▸ **Task objective**: Reproduce the entire listing below exactly.

(Data supplied Opens)

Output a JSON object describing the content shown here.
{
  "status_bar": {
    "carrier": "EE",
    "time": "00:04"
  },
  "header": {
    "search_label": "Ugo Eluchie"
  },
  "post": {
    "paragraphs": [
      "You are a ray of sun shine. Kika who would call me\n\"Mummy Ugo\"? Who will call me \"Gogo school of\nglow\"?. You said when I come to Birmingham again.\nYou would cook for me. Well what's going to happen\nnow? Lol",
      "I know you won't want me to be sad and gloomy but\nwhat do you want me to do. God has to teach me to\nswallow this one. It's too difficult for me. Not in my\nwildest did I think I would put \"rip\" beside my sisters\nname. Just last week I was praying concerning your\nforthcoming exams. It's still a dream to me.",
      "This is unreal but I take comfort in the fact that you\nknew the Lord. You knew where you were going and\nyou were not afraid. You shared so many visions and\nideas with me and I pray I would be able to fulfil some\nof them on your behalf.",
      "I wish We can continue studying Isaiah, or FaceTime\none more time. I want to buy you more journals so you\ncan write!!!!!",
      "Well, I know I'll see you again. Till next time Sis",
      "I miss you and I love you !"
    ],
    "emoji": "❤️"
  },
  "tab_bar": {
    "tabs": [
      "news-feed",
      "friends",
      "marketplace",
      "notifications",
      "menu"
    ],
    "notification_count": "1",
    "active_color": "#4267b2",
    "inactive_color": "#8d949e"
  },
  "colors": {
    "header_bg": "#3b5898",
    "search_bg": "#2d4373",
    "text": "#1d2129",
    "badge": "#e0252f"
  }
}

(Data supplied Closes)

▸ **Exercise response**:
Output a JSON object describing the content shown here.
{
  "status_bar": {
    "carrier": "EE",
    "time": "00:04"
  },
  "header": {
    "search_label": "Ugo Eluchie"
  },
  "post": {
    "paragraphs": [
      "You are a ray of sun shine. Kika who would call me\n\"Mummy Ugo\"? Who will call me \"Gogo school of\nglow\"?. You said when I come to Birmingham again.\nYou would cook for me. Well what's going to happen\nnow? Lol",
      "I know you won't want me to be sad and gloomy but\nwhat do you want me to do. God has to teach me to\nswallow this one. It's too difficult for me. Not in my\nwildest did I think I would put \"rip\" beside my sisters\nname. Just last week I was praying concerning your\nforthcoming exams. It's still a dream to me.",
      "This is unreal but I take comfort in the fact that you\nknew the Lord. You knew where you were going and\nyou were not afraid. You shared so many visions and\nideas with me and I pray I would be able to fulfil some\nof them on your behalf.",
      "I wish We can continue studying Isaiah, or FaceTime\none more time. I want to buy you more journals so you\ncan write!!!!!",
      "Well, I know I'll see you again. Till next time Sis",
      "I miss you and I love you !"
    ],
    "emoji": "❤️"
  },
  "tab_bar": {
    "tabs": [
      "news-feed",
      "friends",
      "marketplace",
      "notifications",
      "menu"
    ],
    "notification_count": "1",
    "active_color": "#4267b2",
    "inactive_color": "#8d949e"
  },
  "colors": {
    "header_bg": "#3b5898",
    "search_bg": "#2d4373",
    "text": "#1d2129",
    "badge": "#e0252f"
  }
}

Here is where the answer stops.